Each record, word for word and stripped of pictures, is what the answer should contain.
____
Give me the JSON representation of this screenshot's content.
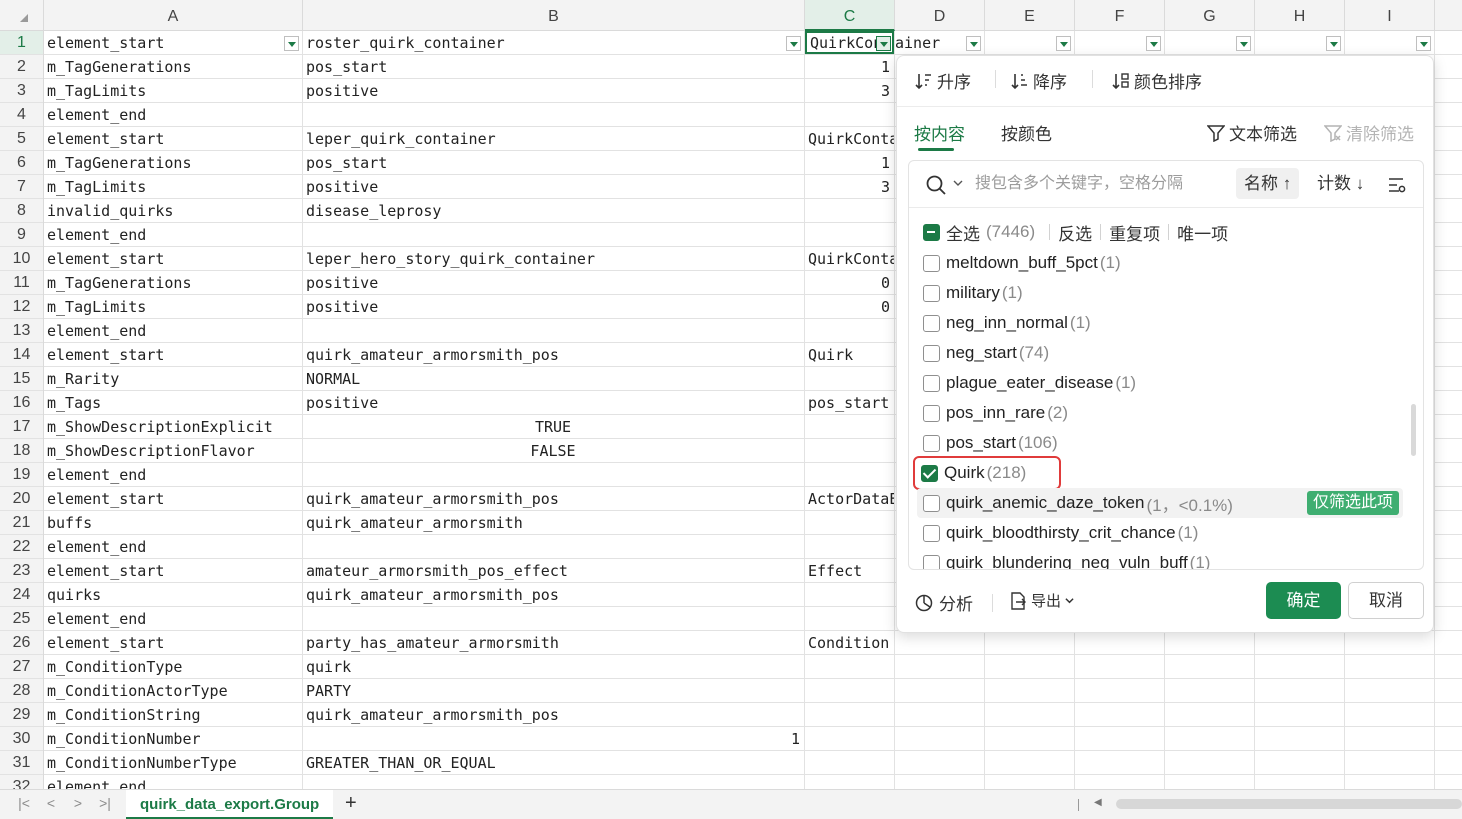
{
  "sheet": {
    "columns": [
      "A",
      "B",
      "C",
      "D",
      "E",
      "F",
      "G",
      "H",
      "I"
    ],
    "selected_column": "C",
    "rows": [
      {
        "n": "1",
        "a": "element_start",
        "b": "roster_quirk_container",
        "c": "QuirkContainer",
        "c_num": false
      },
      {
        "n": "2",
        "a": "m_TagGenerations",
        "b": "pos_start",
        "c": "1",
        "c_num": true
      },
      {
        "n": "3",
        "a": "m_TagLimits",
        "b": "positive",
        "c": "3",
        "c_num": true
      },
      {
        "n": "4",
        "a": "element_end",
        "b": "",
        "c": ""
      },
      {
        "n": "5",
        "a": "element_start",
        "b": "leper_quirk_container",
        "c": "QuirkConta"
      },
      {
        "n": "6",
        "a": "m_TagGenerations",
        "b": "pos_start",
        "c": "1",
        "c_num": true
      },
      {
        "n": "7",
        "a": "m_TagLimits",
        "b": "positive",
        "c": "3",
        "c_num": true
      },
      {
        "n": "8",
        "a": "invalid_quirks",
        "b": "disease_leprosy",
        "c": ""
      },
      {
        "n": "9",
        "a": "element_end",
        "b": "",
        "c": ""
      },
      {
        "n": "10",
        "a": "element_start",
        "b": "leper_hero_story_quirk_container",
        "c": "QuirkConta"
      },
      {
        "n": "11",
        "a": "m_TagGenerations",
        "b": "positive",
        "c": "0",
        "c_num": true
      },
      {
        "n": "12",
        "a": "m_TagLimits",
        "b": "positive",
        "c": "0",
        "c_num": true
      },
      {
        "n": "13",
        "a": "element_end",
        "b": "",
        "c": ""
      },
      {
        "n": "14",
        "a": "element_start",
        "b": "quirk_amateur_armorsmith_pos",
        "c": "Quirk"
      },
      {
        "n": "15",
        "a": "m_Rarity",
        "b": "NORMAL",
        "c": ""
      },
      {
        "n": "16",
        "a": "m_Tags",
        "b": "positive",
        "c": "pos_start"
      },
      {
        "n": "17",
        "a": "m_ShowDescriptionExplicit",
        "b": "TRUE",
        "c": "",
        "b_ctr": true
      },
      {
        "n": "18",
        "a": "m_ShowDescriptionFlavor",
        "b": "FALSE",
        "c": "",
        "b_ctr": true
      },
      {
        "n": "19",
        "a": "element_end",
        "b": "",
        "c": ""
      },
      {
        "n": "20",
        "a": "element_start",
        "b": "quirk_amateur_armorsmith_pos",
        "c": "ActorDataE"
      },
      {
        "n": "21",
        "a": "buffs",
        "b": "quirk_amateur_armorsmith",
        "c": ""
      },
      {
        "n": "22",
        "a": "element_end",
        "b": "",
        "c": ""
      },
      {
        "n": "23",
        "a": "element_start",
        "b": "amateur_armorsmith_pos_effect",
        "c": "Effect"
      },
      {
        "n": "24",
        "a": "quirks",
        "b": "quirk_amateur_armorsmith_pos",
        "c": ""
      },
      {
        "n": "25",
        "a": "element_end",
        "b": "",
        "c": ""
      },
      {
        "n": "26",
        "a": "element_start",
        "b": "party_has_amateur_armorsmith",
        "c": "Condition"
      },
      {
        "n": "27",
        "a": "m_ConditionType",
        "b": "quirk",
        "c": ""
      },
      {
        "n": "28",
        "a": "m_ConditionActorType",
        "b": "PARTY",
        "c": ""
      },
      {
        "n": "29",
        "a": "m_ConditionString",
        "b": "quirk_amateur_armorsmith_pos",
        "c": ""
      },
      {
        "n": "30",
        "a": "m_ConditionNumber",
        "b": "1",
        "c": "",
        "b_num": true
      },
      {
        "n": "31",
        "a": "m_ConditionNumberType",
        "b": "GREATER_THAN_OR_EQUAL",
        "c": ""
      },
      {
        "n": "32",
        "a": "element_end",
        "b": "",
        "c": ""
      }
    ]
  },
  "tabs": {
    "sheet_name": "quirk_data_export.Group",
    "add_label": "+",
    "nav": [
      "|<",
      "<",
      ">",
      ">|"
    ]
  },
  "filter_panel": {
    "sort_asc": "升序",
    "sort_desc": "降序",
    "sort_color": "颜色排序",
    "tab_content": "按内容",
    "tab_color": "按颜色",
    "text_filter": "文本筛选",
    "clear_filter": "清除筛选",
    "search_placeholder": "搜包含多个关键字，空格分隔",
    "sort_name": "名称 ↑",
    "sort_count": "计数 ↓",
    "select_all": "全选",
    "select_all_count": "(7446)",
    "invert": "反选",
    "duplicates": "重复项",
    "unique": "唯一项",
    "items": [
      {
        "label": "meltdown_buff_5pct",
        "count": "(1)",
        "checked": false
      },
      {
        "label": "military",
        "count": "(1)",
        "checked": false
      },
      {
        "label": "neg_inn_normal",
        "count": "(1)",
        "checked": false
      },
      {
        "label": "neg_start",
        "count": "(74)",
        "checked": false
      },
      {
        "label": "plague_eater_disease",
        "count": "(1)",
        "checked": false
      },
      {
        "label": "pos_inn_rare",
        "count": "(2)",
        "checked": false
      },
      {
        "label": "pos_start",
        "count": "(106)",
        "checked": false
      },
      {
        "label": "Quirk",
        "count": "(218)",
        "checked": true
      },
      {
        "label": "quirk_anemic_daze_token",
        "count": "(1，<0.1%)",
        "checked": false
      },
      {
        "label": "quirk_bloodthirsty_crit_chance",
        "count": "(1)",
        "checked": false
      },
      {
        "label": "quirk_blundering_neg_vuln_buff",
        "count": "(1)",
        "checked": false
      }
    ],
    "only_this": "仅筛选此项",
    "analyze": "分析",
    "export": "导出",
    "ok": "确定",
    "cancel": "取消"
  },
  "colors": {
    "accent": "#1c7a46",
    "highlight_box": "#e03b3b",
    "only_btn": "#3fae71"
  }
}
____
(SOLUTION TO THE EXERCISE)
Give me the JSON representation of this screenshot's content.
{
  "sheet": {
    "columns": [
      "A",
      "B",
      "C",
      "D",
      "E",
      "F",
      "G",
      "H",
      "I"
    ],
    "selected_column": "C",
    "rows": [
      {
        "n": "1",
        "a": "element_start",
        "b": "roster_quirk_container",
        "c": "QuirkContainer",
        "c_num": false
      },
      {
        "n": "2",
        "a": "m_TagGenerations",
        "b": "pos_start",
        "c": "1",
        "c_num": true
      },
      {
        "n": "3",
        "a": "m_TagLimits",
        "b": "positive",
        "c": "3",
        "c_num": true
      },
      {
        "n": "4",
        "a": "element_end",
        "b": "",
        "c": ""
      },
      {
        "n": "5",
        "a": "element_start",
        "b": "leper_quirk_container",
        "c": "QuirkConta"
      },
      {
        "n": "6",
        "a": "m_TagGenerations",
        "b": "pos_start",
        "c": "1",
        "c_num": true
      },
      {
        "n": "7",
        "a": "m_TagLimits",
        "b": "positive",
        "c": "3",
        "c_num": true
      },
      {
        "n": "8",
        "a": "invalid_quirks",
        "b": "disease_leprosy",
        "c": ""
      },
      {
        "n": "9",
        "a": "element_end",
        "b": "",
        "c": ""
      },
      {
        "n": "10",
        "a": "element_start",
        "b": "leper_hero_story_quirk_container",
        "c": "QuirkConta"
      },
      {
        "n": "11",
        "a": "m_TagGenerations",
        "b": "positive",
        "c": "0",
        "c_num": true
      },
      {
        "n": "12",
        "a": "m_TagLimits",
        "b": "positive",
        "c": "0",
        "c_num": true
      },
      {
        "n": "13",
        "a": "element_end",
        "b": "",
        "c": ""
      },
      {
        "n": "14",
        "a": "element_start",
        "b": "quirk_amateur_armorsmith_pos",
        "c": "Quirk"
      },
      {
        "n": "15",
        "a": "m_Rarity",
        "b": "NORMAL",
        "c": ""
      },
      {
        "n": "16",
        "a": "m_Tags",
        "b": "positive",
        "c": "pos_start"
      },
      {
        "n": "17",
        "a": "m_ShowDescriptionExplicit",
        "b": "TRUE",
        "c": "",
        "b_ctr": true
      },
      {
        "n": "18",
        "a": "m_ShowDescriptionFlavor",
        "b": "FALSE",
        "c": "",
        "b_ctr": true
      },
      {
        "n": "19",
        "a": "element_end",
        "b": "",
        "c": ""
      },
      {
        "n": "20",
        "a": "element_start",
        "b": "quirk_amateur_armorsmith_pos",
        "c": "ActorDataE"
      },
      {
        "n": "21",
        "a": "buffs",
        "b": "quirk_amateur_armorsmith",
        "c": ""
      },
      {
        "n": "22",
        "a": "element_end",
        "b": "",
        "c": ""
      },
      {
        "n": "23",
        "a": "element_start",
        "b": "amateur_armorsmith_pos_effect",
        "c": "Effect"
      },
      {
        "n": "24",
        "a": "quirks",
        "b": "quirk_amateur_armorsmith_pos",
        "c": ""
      },
      {
        "n": "25",
        "a": "element_end",
        "b": "",
        "c": ""
      },
      {
        "n": "26",
        "a": "element_start",
        "b": "party_has_amateur_armorsmith",
        "c": "Condition"
      },
      {
        "n": "27",
        "a": "m_ConditionType",
        "b": "quirk",
        "c": ""
      },
      {
        "n": "28",
        "a": "m_ConditionActorType",
        "b": "PARTY",
        "c": ""
      },
      {
        "n": "29",
        "a": "m_ConditionString",
        "b": "quirk_amateur_armorsmith_pos",
        "c": ""
      },
      {
        "n": "30",
        "a": "m_ConditionNumber",
        "b": "1",
        "c": "",
        "b_num": true
      },
      {
        "n": "31",
        "a": "m_ConditionNumberType",
        "b": "GREATER_THAN_OR_EQUAL",
        "c": ""
      },
      {
        "n": "32",
        "a": "element_end",
        "b": "",
        "c": ""
      }
    ]
  },
  "tabs": {
    "sheet_name": "quirk_data_export.Group",
    "add_label": "+",
    "nav": [
      "|<",
      "<",
      ">",
      ">|"
    ]
  },
  "filter_panel": {
    "sort_asc": "升序",
    "sort_desc": "降序",
    "sort_color": "颜色排序",
    "tab_content": "按内容",
    "tab_color": "按颜色",
    "text_filter": "文本筛选",
    "clear_filter": "清除筛选",
    "search_placeholder": "搜包含多个关键字，空格分隔",
    "sort_name": "名称 ↑",
    "sort_count": "计数 ↓",
    "select_all": "全选",
    "select_all_count": "(7446)",
    "invert": "反选",
    "duplicates": "重复项",
    "unique": "唯一项",
    "items": [
      {
        "label": "meltdown_buff_5pct",
        "count": "(1)",
        "checked": false
      },
      {
        "label": "military",
        "count": "(1)",
        "checked": false
      },
      {
        "label": "neg_inn_normal",
        "count": "(1)",
        "checked": false
      },
      {
        "label": "neg_start",
        "count": "(74)",
        "checked": false
      },
      {
        "label": "plague_eater_disease",
        "count": "(1)",
        "checked": false
      },
      {
        "label": "pos_inn_rare",
        "count": "(2)",
        "checked": false
      },
      {
        "label": "pos_start",
        "count": "(106)",
        "checked": false
      },
      {
        "label": "Quirk",
        "count": "(218)",
        "checked": true
      },
      {
        "label": "quirk_anemic_daze_token",
        "count": "(1，<0.1%)",
        "checked": false
      },
      {
        "label": "quirk_bloodthirsty_crit_chance",
        "count": "(1)",
        "checked": false
      },
      {
        "label": "quirk_blundering_neg_vuln_buff",
        "count": "(1)",
        "checked": false
      }
    ],
    "only_this": "仅筛选此项",
    "analyze": "分析",
    "export": "导出",
    "ok": "确定",
    "cancel": "取消"
  },
  "colors": {
    "accent": "#1c7a46",
    "highlight_box": "#e03b3b",
    "only_btn": "#3fae71"
  }
}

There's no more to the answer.